What this task involves:
Pull every line that holds the word "resources" from the entries.

-*-

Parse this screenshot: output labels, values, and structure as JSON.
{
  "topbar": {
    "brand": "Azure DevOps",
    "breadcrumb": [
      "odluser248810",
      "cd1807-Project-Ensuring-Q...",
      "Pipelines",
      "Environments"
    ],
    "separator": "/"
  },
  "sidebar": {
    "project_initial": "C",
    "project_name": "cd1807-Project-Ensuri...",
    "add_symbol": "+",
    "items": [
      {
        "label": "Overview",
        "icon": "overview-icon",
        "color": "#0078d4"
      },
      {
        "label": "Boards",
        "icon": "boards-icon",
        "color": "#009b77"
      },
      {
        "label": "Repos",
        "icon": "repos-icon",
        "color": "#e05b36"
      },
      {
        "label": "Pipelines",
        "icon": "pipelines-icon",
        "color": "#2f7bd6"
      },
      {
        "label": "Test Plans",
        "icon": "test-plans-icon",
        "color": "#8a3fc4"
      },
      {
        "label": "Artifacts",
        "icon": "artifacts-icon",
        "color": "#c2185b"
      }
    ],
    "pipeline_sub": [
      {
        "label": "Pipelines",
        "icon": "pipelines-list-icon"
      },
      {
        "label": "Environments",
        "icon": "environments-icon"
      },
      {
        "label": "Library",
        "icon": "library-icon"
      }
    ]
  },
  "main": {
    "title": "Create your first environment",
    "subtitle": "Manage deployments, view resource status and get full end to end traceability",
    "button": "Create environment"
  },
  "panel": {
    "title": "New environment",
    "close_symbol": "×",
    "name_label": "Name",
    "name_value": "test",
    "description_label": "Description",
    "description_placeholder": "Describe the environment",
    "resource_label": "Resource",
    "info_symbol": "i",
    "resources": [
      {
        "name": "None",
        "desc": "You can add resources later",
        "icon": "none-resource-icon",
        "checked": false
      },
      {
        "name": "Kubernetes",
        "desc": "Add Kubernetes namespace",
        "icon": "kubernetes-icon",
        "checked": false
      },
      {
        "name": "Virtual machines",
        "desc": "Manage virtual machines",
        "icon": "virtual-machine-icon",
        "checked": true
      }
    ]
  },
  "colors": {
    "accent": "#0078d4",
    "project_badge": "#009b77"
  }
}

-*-

Reply:
    "resources": [
        "desc": "You can add resources later",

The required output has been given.